§ **SOURCE MATERIAL**:

'''

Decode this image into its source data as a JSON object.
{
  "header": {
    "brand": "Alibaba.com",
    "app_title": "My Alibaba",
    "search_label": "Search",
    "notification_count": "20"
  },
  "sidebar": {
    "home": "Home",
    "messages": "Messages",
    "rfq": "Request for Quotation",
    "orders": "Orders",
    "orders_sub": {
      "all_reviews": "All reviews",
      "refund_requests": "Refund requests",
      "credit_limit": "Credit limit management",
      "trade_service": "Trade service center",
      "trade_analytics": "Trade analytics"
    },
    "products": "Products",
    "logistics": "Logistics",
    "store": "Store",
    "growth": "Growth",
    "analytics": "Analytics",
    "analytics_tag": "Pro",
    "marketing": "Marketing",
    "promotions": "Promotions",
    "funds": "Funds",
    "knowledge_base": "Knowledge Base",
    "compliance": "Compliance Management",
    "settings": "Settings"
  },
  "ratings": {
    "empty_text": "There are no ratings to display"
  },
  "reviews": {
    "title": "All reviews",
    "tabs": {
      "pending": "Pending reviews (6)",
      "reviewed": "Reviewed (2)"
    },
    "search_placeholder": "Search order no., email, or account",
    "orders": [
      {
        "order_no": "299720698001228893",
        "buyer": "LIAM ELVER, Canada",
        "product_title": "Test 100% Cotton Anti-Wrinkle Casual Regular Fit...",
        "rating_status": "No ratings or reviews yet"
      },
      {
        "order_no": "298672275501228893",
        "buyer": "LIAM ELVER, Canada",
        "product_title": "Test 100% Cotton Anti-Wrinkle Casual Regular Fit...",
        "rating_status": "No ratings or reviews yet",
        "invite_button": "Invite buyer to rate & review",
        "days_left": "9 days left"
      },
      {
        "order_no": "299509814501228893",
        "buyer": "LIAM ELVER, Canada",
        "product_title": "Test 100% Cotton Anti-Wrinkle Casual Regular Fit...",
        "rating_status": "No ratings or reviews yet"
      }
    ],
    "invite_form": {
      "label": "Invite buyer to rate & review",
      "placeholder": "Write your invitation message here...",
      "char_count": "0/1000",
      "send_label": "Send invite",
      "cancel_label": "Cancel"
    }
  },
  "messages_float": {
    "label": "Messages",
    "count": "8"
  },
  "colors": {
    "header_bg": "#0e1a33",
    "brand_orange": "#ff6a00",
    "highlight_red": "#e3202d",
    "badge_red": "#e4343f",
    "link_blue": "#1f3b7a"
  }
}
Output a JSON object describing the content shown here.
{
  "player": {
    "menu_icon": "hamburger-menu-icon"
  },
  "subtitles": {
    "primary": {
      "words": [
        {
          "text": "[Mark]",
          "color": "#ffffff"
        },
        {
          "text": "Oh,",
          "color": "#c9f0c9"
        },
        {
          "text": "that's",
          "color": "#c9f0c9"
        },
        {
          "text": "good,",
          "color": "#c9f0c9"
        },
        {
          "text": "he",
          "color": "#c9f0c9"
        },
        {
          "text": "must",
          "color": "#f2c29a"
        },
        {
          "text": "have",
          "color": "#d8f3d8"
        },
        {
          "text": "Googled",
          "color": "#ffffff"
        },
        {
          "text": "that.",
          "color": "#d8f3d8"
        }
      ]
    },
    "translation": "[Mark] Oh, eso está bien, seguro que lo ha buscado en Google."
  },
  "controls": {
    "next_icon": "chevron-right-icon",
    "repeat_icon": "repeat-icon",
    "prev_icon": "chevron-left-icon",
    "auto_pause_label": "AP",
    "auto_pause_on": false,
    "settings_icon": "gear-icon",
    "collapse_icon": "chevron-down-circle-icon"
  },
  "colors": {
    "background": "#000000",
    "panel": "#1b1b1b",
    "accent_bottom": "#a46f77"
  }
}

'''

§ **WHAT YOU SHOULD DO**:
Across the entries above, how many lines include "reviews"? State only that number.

§ **RESULT OF THIS EXERCISE**:
7